I think it’s a good sign when the book you’re reading follows you around, don’t you? That means it’s got such a grip on your imagination that you see everything through the fictional scrim the author has created. And, OK, it’s not such a long step from A Clash of Kings to King Lear, which I saw Saturday night — but surely it’s a compliment to George R.R. Martin that it seems so obvious.
Yes, I’m still with it. I was worried at first that the enchantment had dimmed. Don’t you hate that in a series, when Book I seizes you and Book 2 lets you go? Of course it’s bound to happen sometimes. And in a series like this, with really looooong books, there will be dull moments. There will also be repetition, and that’s what I really fear for Martin. How many ways are there to describe battle, after all?
But battle is only part of the book and there’s enormous variety built into the series — including in the way the characters fight. A Clash of Kings ends with a massive sea battle that didn’t remind me in the least of Patrick O’Brian. Of course Jack Aubrey didn’t have wildfire to work with.
To be honest with you, I’m already well into the next volume and Jon Snow is getting into terrible trouble, so I’ll leave you with a couple of thoughts.
1/The sheer invention! In Qarth, Danaerys is given endless gifts:
A pair of Jogos Nhair presented her with one of their striped zorses, black and white and fierce. A widow brought the dried corpse of her husband, covered with a crust of silver leaves; such remnants were believed to have great power, especially if the deceased had been a sorcerer, as this one had.
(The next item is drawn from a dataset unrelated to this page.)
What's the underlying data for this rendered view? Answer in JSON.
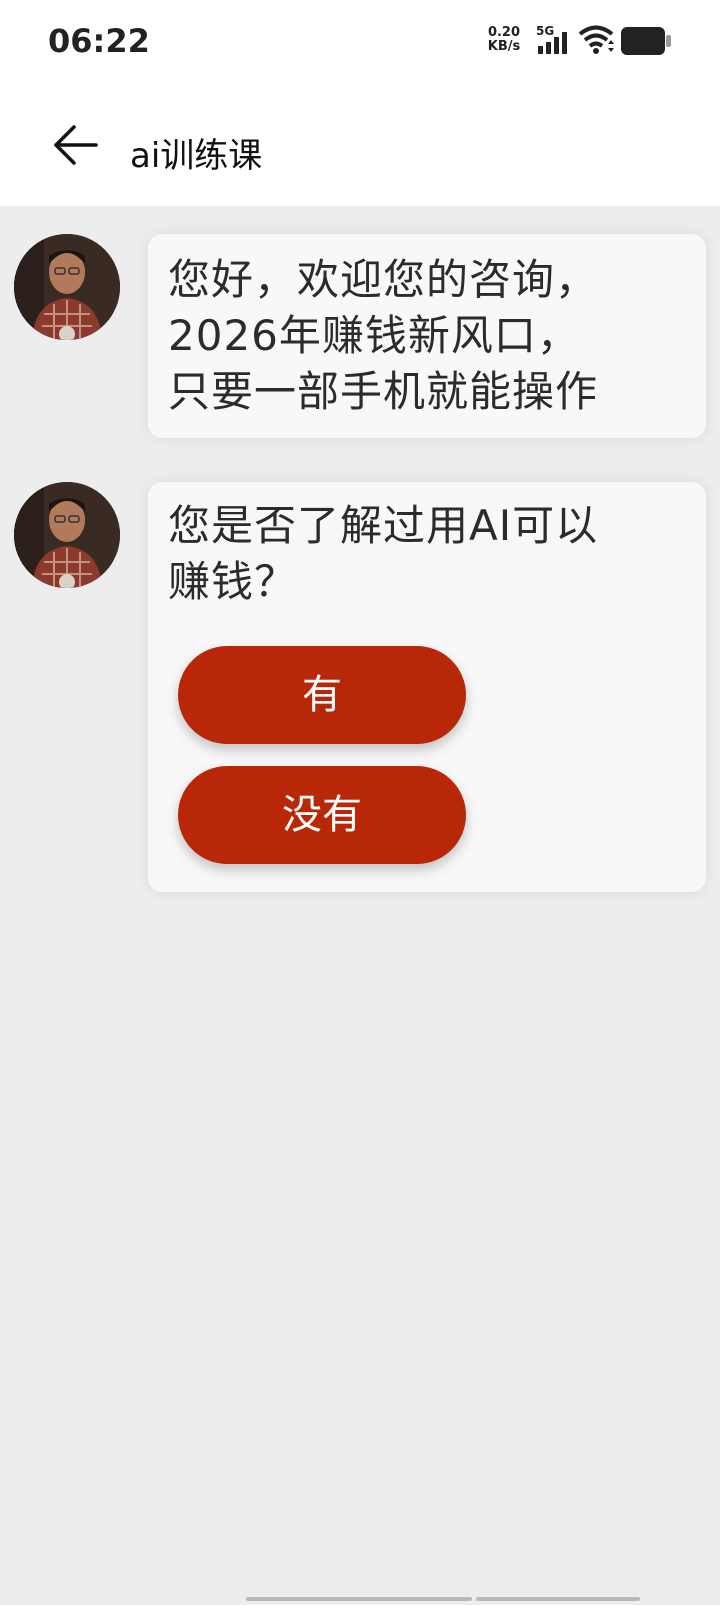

2/I am starting to mentally collect the ideal army to unite and bring peace to Westeros. But I don’t actually trust Martin to keep all these characters alive, which is both good and bad. Among them: fierce little Arya Stark, the strapping girl warrior Brienne of Tarth, the twisted but possibly well-meaning Tyrion Lannister, and crippled Bran Stark who is developing all kinds of interesting extra-normal capabilities. I would vote for Jon Snow to lead them. He is beginning to acquire an aura of inevitability.
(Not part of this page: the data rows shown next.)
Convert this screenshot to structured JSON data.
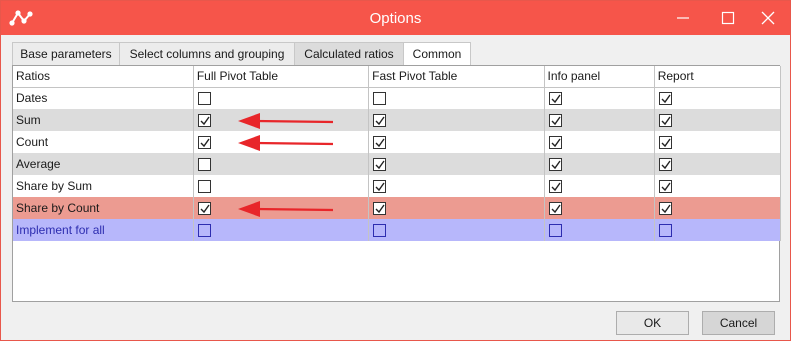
{
  "window": {
    "title": "Options",
    "title_bar_color": "#f6554a"
  },
  "tabs": [
    {
      "label": "Base parameters",
      "active": false
    },
    {
      "label": "Select columns and grouping",
      "active": false
    },
    {
      "label": "Calculated ratios",
      "active": true
    },
    {
      "label": "Common",
      "active": false
    }
  ],
  "table": {
    "columns": [
      "Ratios",
      "Full Pivot Table",
      "Fast Pivot Table",
      "Info panel",
      "Report"
    ],
    "rows": [
      {
        "label": "Dates",
        "values": [
          false,
          false,
          true,
          true
        ],
        "highlight": "none",
        "annotated": false
      },
      {
        "label": "Sum",
        "values": [
          true,
          true,
          true,
          true
        ],
        "highlight": "gray",
        "annotated": true
      },
      {
        "label": "Count",
        "values": [
          true,
          true,
          true,
          true
        ],
        "highlight": "none",
        "annotated": true
      },
      {
        "label": "Average",
        "values": [
          false,
          true,
          true,
          true
        ],
        "highlight": "gray",
        "annotated": false
      },
      {
        "label": "Share by Sum",
        "values": [
          false,
          true,
          true,
          true
        ],
        "highlight": "none",
        "annotated": false
      },
      {
        "label": "Share by Count",
        "values": [
          true,
          true,
          true,
          true
        ],
        "highlight": "red",
        "annotated": true
      },
      {
        "label": "Implement for all",
        "values": [
          false,
          false,
          false,
          false
        ],
        "highlight": "blue",
        "annotated": false
      }
    ]
  },
  "annotation_arrow_color": "#e8262a",
  "footer": {
    "ok_label": "OK",
    "cancel_label": "Cancel"
  },
  "icons": {
    "app": "app-logo-icon",
    "minimize": "minimize-icon",
    "maximize": "maximize-icon",
    "close": "close-icon",
    "checkbox": "checkmark-icon",
    "arrow": "red-arrow-icon"
  }
}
3/As Ygritte the wildling says, “A bard’s truth is different than yours or mine.” Bigger, brighter, more ferocious, more seductive, more highly colored, more disturbing, more organized. Thank you, Mr. Martin the Bard.
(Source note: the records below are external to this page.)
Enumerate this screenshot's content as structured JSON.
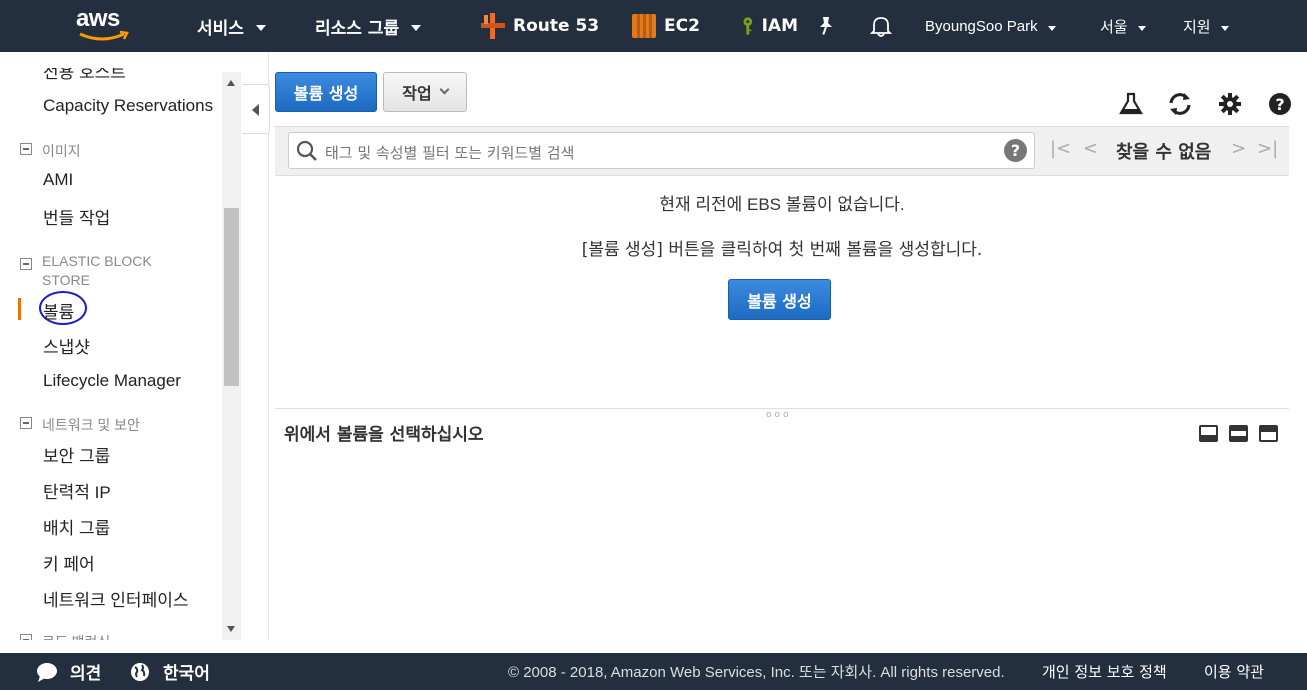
{
  "topnav": {
    "brand": "aws",
    "services": "서비스",
    "resource_groups": "리소스 그룹",
    "shortcuts": [
      {
        "label": "Route 53",
        "icon": "route53-icon"
      },
      {
        "label": "EC2",
        "icon": "ec2-icon"
      },
      {
        "label": "IAM",
        "icon": "iam-icon"
      }
    ],
    "user": "ByoungSoo Park",
    "region": "서울",
    "support": "지원",
    "colors": {
      "nav_bg": "#232f3e",
      "accent": "#ff9900",
      "primary": "#2d7dd2"
    }
  },
  "sidebar": {
    "cut_top": "전용 호스트",
    "capacity_reservations": "Capacity Reservations",
    "sections": [
      {
        "label": "이미지",
        "items": [
          "AMI",
          "번들 작업"
        ]
      },
      {
        "label": "ELASTIC BLOCK STORE",
        "label_line1": "ELASTIC BLOCK",
        "label_line2": "STORE",
        "items": [
          "볼륨",
          "스냅샷",
          "Lifecycle Manager"
        ]
      },
      {
        "label": "네트워크 및 보안",
        "items": [
          "보안 그룹",
          "탄력적 IP",
          "배치 그룹",
          "키 페어",
          "네트워크 인터페이스"
        ]
      },
      {
        "label": "로드 밸런싱"
      }
    ],
    "active_item": "볼륨"
  },
  "toolbar": {
    "create_volume": "볼륨 생성",
    "actions": "작업"
  },
  "filter": {
    "placeholder": "태그 및 속성별 필터 또는 키워드별 검색",
    "pager_text": "찾을 수 없음"
  },
  "empty_state": {
    "line1": "현재 리전에 EBS 볼륨이 없습니다.",
    "line2": "[볼륨 생성] 버튼을 클릭하여 첫 번째 볼륨을 생성합니다.",
    "button": "볼륨 생성"
  },
  "detail_panel": {
    "title": "위에서 볼륨을 선택하십시오"
  },
  "footer": {
    "feedback": "의견",
    "language": "한국어",
    "copyright": "© 2008 - 2018, Amazon Web Services, Inc. 또는 자회사. All rights reserved.",
    "privacy": "개인 정보 보호 정책",
    "terms": "이용 약관"
  }
}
4/Getting back to Lear, he might have taken a lesson from Stannis Baratheon: “Kings have no friends, only subjects and enemies.”